■ Input ■

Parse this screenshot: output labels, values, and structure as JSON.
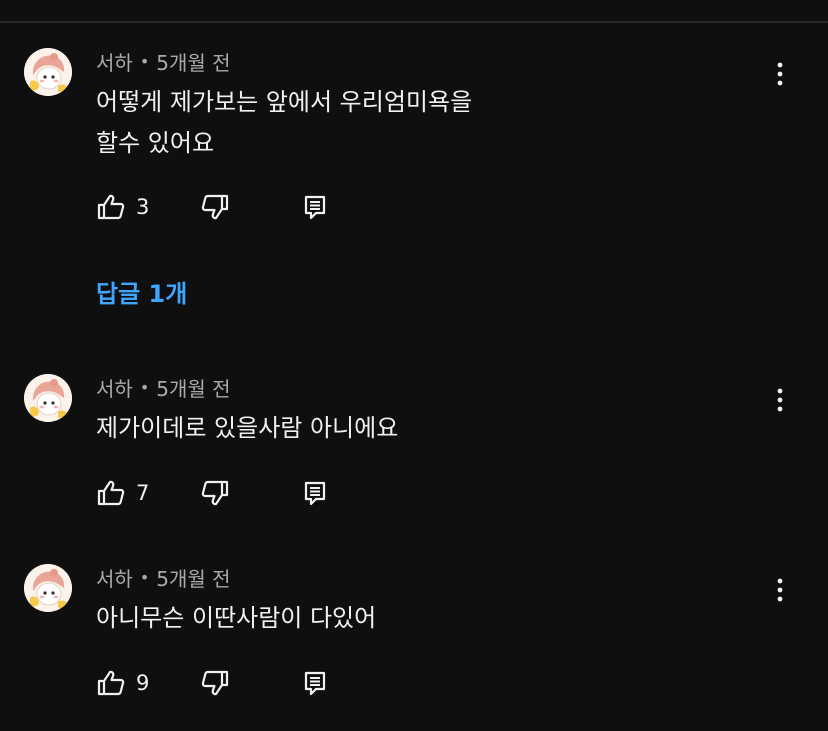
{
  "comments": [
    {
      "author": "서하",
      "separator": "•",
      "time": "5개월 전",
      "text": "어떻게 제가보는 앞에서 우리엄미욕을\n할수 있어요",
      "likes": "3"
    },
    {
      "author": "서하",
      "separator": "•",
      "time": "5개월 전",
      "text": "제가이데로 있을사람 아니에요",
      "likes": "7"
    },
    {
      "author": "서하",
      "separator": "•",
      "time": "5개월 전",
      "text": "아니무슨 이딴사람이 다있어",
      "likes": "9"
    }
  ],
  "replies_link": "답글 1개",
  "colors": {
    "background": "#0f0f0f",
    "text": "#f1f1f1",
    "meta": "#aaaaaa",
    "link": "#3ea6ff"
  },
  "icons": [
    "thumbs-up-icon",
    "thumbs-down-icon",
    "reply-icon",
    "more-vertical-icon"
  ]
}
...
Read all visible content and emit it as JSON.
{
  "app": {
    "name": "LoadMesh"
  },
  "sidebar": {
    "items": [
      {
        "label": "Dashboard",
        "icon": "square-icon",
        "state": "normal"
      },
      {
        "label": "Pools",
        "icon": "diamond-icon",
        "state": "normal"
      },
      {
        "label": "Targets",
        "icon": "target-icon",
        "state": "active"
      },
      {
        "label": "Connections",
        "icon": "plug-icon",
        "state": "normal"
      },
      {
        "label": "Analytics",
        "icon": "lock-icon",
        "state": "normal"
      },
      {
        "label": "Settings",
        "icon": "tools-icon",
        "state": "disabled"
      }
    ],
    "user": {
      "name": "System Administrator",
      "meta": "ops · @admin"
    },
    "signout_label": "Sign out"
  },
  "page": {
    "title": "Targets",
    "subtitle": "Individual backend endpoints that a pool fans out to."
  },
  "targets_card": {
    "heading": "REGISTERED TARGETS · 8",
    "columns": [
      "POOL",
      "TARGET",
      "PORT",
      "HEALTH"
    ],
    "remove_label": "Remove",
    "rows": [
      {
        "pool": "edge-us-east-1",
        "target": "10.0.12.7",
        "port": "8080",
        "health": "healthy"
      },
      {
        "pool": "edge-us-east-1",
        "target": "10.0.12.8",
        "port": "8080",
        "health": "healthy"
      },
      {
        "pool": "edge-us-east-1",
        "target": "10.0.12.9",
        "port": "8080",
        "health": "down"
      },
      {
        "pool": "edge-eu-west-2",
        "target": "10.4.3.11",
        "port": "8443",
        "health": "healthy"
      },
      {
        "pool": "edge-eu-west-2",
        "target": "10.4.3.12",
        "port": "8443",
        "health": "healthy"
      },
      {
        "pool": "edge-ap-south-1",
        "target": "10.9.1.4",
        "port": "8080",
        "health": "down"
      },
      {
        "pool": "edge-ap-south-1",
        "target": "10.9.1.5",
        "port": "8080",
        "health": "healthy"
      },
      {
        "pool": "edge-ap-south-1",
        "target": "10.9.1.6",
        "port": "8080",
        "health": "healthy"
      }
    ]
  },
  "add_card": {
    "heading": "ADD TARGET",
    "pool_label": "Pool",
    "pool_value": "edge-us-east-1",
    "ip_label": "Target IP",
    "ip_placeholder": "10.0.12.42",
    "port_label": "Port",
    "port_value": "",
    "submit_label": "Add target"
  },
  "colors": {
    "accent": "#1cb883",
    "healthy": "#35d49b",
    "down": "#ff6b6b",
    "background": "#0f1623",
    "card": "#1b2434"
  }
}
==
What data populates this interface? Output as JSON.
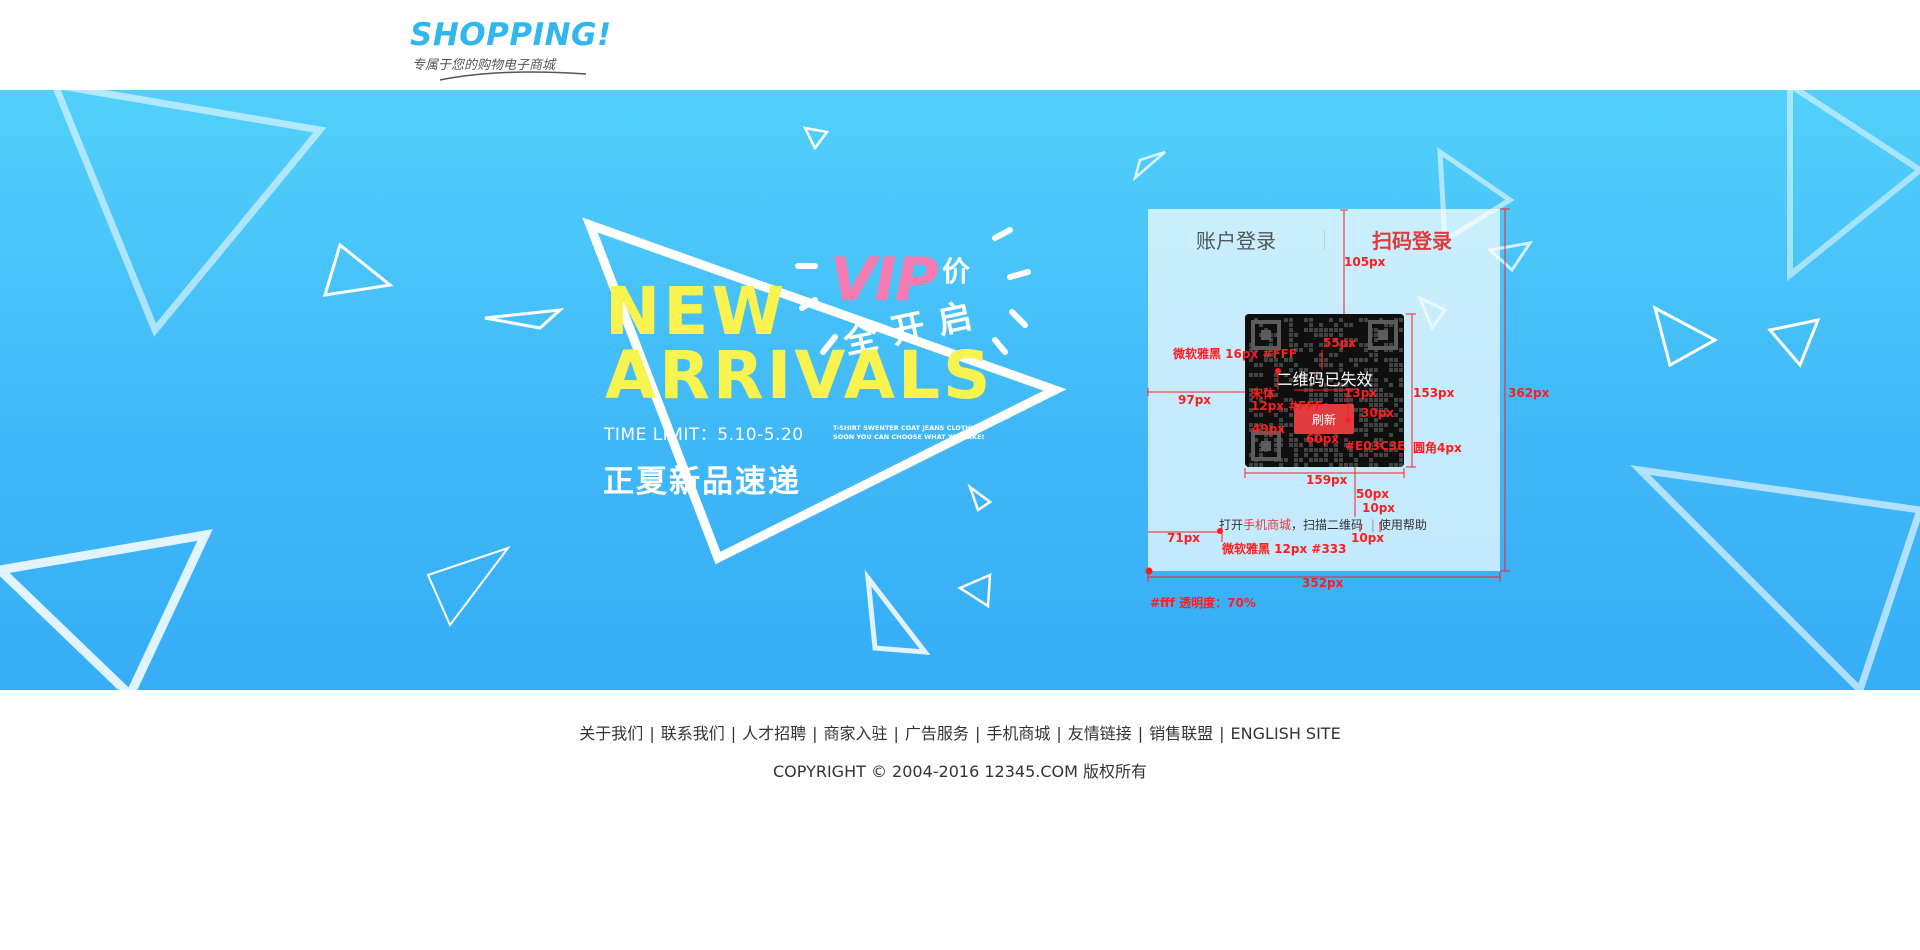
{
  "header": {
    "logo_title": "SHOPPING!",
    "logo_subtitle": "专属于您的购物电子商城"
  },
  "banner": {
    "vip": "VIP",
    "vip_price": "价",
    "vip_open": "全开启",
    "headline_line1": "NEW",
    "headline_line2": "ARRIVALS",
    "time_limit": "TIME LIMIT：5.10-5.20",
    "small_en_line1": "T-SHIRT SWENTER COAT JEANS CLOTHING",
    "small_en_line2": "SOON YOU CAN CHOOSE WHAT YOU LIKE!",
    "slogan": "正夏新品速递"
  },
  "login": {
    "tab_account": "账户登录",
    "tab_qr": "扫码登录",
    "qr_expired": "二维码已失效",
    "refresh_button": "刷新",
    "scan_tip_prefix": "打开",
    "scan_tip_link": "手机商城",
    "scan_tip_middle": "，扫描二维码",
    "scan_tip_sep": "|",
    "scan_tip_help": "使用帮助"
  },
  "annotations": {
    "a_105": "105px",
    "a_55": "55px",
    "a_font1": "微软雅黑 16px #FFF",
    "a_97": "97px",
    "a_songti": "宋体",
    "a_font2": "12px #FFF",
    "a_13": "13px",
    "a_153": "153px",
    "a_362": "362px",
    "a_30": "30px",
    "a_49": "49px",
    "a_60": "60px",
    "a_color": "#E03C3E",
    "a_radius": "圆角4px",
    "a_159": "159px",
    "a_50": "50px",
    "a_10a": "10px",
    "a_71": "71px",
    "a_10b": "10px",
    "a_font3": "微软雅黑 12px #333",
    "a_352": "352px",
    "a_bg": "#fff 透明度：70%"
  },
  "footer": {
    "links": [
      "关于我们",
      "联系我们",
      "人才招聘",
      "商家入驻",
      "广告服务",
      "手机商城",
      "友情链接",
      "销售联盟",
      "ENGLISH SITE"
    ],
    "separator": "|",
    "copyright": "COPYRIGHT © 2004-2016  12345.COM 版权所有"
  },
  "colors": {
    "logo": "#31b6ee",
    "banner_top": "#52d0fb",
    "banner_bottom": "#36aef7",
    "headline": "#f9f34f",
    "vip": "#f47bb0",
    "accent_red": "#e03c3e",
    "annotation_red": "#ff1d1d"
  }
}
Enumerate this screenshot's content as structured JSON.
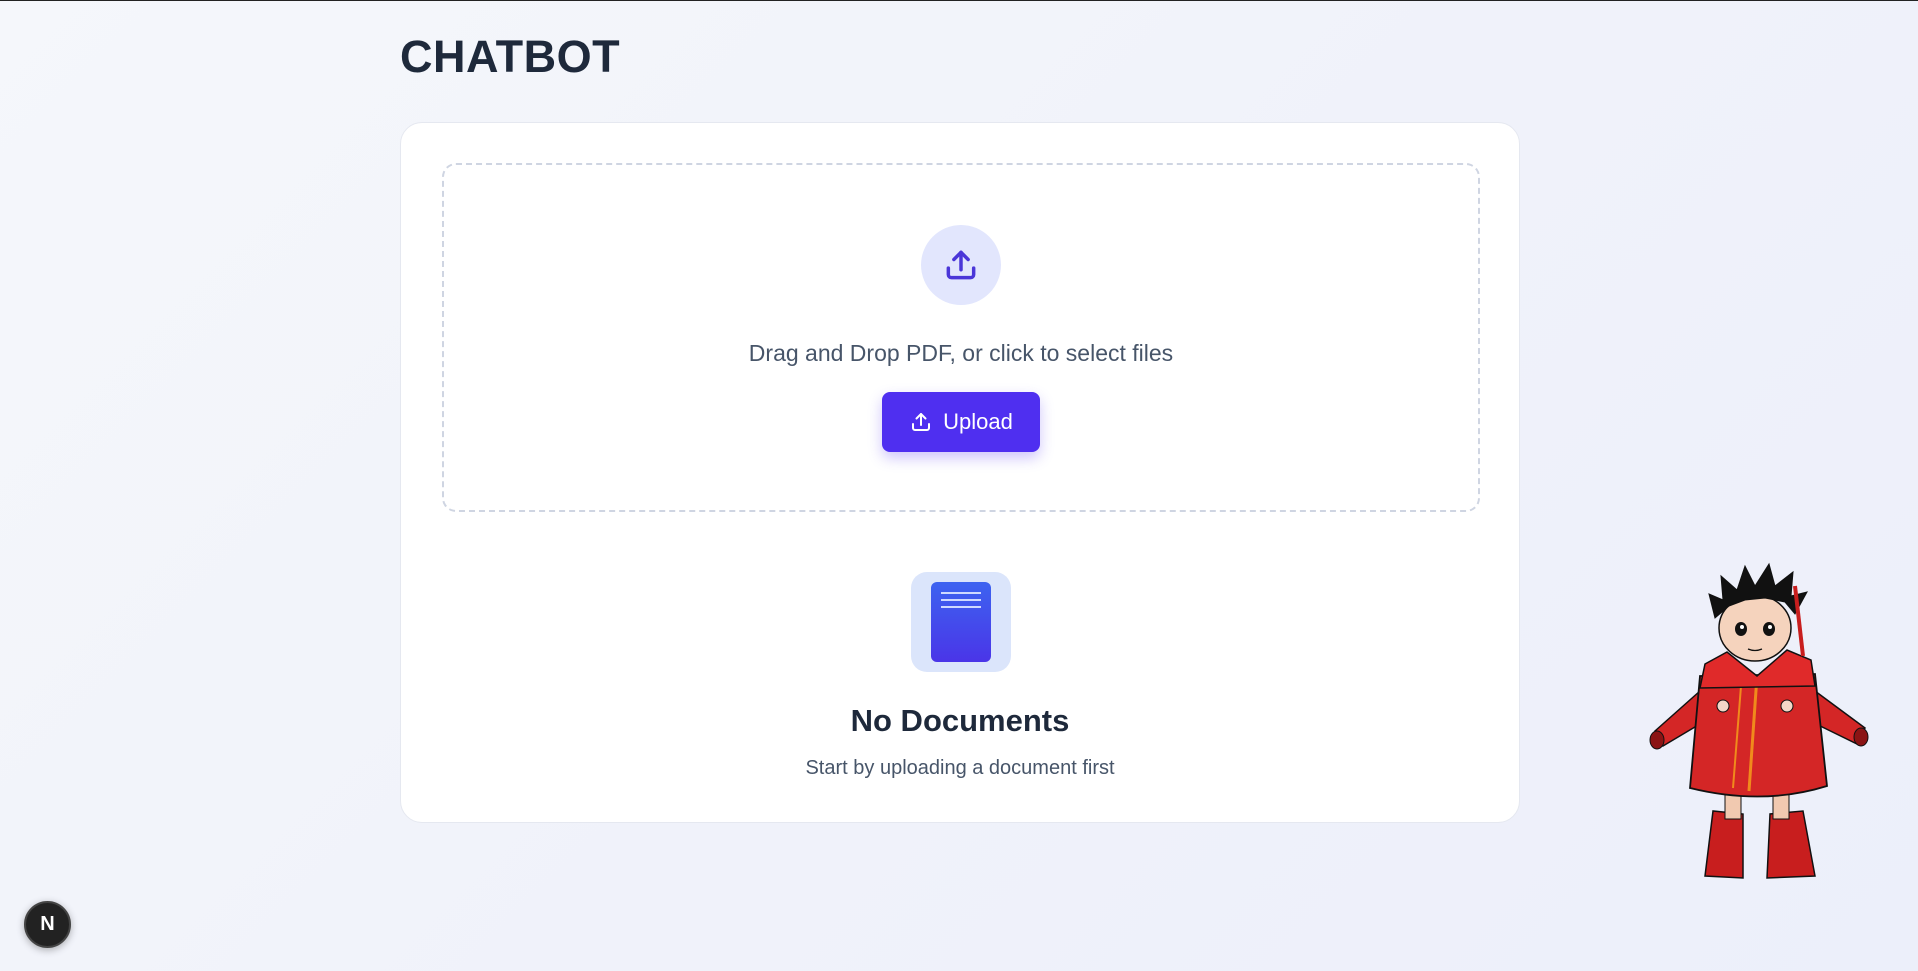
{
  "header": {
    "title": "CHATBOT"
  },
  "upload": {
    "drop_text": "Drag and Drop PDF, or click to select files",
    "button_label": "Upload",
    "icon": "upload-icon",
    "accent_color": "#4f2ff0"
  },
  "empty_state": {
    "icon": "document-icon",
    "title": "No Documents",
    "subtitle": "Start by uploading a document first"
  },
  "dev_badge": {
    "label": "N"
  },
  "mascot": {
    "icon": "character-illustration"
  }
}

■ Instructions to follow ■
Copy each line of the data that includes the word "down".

■ Result for this exercise ■
    "thumbs-down-icon",
        "health": "down"
        "health": "down"
    "down": "#ff6b6b",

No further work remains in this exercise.